The problem = Filter the entries for lines with the word "JSON".

[Data records for software interfaces]
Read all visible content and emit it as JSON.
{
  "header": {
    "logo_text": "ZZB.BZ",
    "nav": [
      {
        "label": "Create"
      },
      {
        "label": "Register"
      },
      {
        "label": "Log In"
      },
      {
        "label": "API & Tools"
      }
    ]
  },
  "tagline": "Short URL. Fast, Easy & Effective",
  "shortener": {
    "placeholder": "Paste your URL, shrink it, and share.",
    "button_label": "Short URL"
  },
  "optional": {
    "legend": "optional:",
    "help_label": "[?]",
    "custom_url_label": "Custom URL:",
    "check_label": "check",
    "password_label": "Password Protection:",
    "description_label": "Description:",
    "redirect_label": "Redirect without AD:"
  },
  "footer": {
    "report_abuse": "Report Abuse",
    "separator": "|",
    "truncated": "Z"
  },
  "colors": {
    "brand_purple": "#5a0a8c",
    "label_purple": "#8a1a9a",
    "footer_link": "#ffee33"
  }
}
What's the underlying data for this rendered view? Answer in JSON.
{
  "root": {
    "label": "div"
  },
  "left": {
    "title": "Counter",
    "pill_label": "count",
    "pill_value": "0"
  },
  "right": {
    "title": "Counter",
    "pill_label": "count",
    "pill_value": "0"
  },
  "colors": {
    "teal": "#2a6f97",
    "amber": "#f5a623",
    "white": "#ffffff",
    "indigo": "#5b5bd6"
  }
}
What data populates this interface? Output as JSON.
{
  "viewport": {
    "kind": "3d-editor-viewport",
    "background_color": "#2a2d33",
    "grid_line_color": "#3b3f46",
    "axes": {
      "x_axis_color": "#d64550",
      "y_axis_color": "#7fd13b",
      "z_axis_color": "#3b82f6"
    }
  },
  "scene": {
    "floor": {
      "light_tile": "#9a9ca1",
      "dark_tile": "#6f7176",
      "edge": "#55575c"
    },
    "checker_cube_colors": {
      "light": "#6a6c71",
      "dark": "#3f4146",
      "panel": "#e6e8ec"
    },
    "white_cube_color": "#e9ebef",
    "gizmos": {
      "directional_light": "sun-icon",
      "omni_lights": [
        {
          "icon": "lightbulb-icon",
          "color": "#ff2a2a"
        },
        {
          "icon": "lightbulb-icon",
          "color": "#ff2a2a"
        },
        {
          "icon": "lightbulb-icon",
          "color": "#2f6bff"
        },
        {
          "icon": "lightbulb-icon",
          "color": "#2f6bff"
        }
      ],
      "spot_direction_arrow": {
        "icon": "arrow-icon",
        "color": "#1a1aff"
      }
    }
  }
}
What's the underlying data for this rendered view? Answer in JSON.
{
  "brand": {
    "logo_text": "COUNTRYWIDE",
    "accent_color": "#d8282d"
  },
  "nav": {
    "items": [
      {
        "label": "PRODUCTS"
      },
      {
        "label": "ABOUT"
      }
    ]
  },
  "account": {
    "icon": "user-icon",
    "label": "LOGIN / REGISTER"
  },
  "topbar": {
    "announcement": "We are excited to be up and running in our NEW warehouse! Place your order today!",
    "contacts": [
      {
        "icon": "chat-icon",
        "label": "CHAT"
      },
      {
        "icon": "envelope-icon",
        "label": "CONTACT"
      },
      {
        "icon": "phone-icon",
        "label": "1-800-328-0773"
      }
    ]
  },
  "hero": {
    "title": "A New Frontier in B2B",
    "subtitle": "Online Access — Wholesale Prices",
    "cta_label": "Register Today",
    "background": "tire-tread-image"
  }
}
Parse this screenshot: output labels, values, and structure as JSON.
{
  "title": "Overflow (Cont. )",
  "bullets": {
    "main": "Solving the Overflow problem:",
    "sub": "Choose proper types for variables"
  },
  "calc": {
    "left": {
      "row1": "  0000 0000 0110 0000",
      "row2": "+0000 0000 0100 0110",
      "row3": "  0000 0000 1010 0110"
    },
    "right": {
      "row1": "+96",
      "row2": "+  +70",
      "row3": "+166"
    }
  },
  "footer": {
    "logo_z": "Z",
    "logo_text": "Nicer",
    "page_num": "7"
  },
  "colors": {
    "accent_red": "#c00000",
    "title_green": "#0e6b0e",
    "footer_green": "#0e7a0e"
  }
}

Solved exercise =
Read all visible content and emit it as JSON.
What's the underlying data for this rendered view? Answer in JSON.
What data populates this interface? Output as JSON.
What's the underlying data for this rendered view? Answer in JSON.
Parse this screenshot: output labels, values, and structure as JSON.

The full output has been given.